* [Saved entries]:
Segment Open

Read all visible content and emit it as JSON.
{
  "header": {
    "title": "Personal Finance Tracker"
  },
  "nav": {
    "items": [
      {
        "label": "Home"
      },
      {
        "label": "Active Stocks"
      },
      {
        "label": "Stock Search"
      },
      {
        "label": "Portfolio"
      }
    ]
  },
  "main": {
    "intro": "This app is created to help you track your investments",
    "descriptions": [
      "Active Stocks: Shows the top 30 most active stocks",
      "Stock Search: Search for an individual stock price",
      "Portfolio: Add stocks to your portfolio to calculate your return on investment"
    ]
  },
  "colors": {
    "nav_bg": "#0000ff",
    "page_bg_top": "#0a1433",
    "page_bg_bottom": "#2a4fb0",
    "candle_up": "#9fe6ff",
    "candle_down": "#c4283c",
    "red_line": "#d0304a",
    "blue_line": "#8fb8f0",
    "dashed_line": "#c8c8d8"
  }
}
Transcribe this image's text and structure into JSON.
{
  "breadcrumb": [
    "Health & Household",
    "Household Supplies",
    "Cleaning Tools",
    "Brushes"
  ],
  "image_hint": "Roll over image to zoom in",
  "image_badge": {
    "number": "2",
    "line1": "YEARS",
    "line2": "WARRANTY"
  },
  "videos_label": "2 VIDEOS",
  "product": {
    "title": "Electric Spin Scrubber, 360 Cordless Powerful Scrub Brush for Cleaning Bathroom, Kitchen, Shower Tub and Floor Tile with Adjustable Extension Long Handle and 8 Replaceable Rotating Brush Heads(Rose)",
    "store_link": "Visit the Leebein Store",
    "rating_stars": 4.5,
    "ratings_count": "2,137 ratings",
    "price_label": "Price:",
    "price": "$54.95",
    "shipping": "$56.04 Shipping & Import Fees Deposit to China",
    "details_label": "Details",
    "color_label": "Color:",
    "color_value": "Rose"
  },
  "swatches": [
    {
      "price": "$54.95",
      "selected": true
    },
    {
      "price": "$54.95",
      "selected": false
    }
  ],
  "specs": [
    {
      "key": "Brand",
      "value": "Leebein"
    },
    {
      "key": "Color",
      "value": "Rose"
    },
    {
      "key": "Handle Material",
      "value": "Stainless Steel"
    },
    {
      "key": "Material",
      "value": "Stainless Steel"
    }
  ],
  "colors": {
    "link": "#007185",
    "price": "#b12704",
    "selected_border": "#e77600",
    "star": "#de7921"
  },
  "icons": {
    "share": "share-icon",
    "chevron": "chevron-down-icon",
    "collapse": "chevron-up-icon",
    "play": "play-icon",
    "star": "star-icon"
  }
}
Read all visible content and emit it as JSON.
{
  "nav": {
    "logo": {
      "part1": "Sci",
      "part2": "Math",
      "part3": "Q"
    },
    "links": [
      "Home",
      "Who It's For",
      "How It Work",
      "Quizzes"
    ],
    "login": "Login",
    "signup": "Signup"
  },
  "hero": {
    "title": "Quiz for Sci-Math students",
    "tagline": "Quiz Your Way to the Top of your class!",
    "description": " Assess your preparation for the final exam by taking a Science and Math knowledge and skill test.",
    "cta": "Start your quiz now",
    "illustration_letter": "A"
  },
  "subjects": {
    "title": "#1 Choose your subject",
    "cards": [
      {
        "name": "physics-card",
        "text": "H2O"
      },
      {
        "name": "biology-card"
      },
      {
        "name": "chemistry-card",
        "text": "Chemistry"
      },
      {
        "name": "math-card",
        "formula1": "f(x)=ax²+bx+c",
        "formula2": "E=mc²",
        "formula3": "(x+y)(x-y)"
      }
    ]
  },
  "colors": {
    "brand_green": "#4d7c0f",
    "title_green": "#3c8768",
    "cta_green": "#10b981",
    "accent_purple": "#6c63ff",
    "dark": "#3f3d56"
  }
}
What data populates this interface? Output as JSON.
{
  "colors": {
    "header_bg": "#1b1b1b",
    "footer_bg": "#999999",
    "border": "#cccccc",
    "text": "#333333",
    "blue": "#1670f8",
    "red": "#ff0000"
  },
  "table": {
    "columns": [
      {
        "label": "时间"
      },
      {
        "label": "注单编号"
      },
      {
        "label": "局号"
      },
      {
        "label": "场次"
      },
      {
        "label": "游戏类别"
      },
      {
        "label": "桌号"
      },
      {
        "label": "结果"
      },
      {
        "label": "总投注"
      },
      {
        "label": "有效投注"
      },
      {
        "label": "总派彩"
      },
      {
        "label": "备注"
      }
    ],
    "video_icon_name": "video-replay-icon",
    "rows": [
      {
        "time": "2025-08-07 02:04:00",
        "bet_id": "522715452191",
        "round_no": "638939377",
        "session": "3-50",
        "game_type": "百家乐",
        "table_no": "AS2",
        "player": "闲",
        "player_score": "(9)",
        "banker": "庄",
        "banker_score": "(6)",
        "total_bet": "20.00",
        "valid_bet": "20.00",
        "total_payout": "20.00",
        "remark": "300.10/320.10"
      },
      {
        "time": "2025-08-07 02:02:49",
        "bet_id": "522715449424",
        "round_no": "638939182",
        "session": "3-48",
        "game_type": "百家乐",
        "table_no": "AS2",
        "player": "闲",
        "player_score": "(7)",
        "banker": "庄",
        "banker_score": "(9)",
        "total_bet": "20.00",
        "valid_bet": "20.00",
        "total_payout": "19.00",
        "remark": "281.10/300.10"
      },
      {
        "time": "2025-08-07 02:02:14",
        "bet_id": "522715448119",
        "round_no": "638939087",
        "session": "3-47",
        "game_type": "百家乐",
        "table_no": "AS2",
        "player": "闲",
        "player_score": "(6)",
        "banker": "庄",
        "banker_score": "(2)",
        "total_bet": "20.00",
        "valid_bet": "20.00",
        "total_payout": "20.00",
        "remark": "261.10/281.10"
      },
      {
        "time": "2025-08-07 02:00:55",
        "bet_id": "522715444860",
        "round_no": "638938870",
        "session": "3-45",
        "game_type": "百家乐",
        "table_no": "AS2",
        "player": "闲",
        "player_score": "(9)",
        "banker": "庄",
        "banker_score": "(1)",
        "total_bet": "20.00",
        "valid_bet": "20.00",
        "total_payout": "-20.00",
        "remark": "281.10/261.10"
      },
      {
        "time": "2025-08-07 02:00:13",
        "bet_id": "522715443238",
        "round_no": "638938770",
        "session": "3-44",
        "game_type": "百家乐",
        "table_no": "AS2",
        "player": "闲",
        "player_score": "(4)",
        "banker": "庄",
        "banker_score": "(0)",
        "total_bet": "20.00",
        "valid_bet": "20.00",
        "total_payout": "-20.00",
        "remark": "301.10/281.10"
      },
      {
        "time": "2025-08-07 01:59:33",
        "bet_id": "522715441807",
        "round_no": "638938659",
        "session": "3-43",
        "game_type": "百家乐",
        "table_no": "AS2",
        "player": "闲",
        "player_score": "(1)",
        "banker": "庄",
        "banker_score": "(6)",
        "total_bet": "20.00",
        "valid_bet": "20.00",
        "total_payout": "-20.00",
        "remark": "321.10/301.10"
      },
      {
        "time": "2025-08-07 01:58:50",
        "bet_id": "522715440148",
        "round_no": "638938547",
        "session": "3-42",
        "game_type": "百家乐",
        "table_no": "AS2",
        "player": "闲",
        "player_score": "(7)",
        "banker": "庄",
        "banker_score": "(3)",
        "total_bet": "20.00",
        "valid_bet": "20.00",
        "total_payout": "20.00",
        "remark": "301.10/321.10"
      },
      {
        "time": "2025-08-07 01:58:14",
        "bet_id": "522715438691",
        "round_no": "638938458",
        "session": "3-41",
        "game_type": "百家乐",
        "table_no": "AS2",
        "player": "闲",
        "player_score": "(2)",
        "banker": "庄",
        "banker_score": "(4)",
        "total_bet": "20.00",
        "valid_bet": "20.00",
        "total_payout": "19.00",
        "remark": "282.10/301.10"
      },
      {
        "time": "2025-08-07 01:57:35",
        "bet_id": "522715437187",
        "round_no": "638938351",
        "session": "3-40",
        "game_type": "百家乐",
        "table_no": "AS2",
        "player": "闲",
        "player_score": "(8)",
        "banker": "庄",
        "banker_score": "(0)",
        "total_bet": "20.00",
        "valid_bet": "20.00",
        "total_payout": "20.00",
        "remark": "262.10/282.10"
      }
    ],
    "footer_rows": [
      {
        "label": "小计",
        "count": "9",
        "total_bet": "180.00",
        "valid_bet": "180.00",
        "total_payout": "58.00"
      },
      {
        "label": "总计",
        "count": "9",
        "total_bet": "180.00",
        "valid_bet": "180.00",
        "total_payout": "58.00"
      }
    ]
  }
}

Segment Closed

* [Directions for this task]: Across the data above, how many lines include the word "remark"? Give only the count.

* [Task result]: 9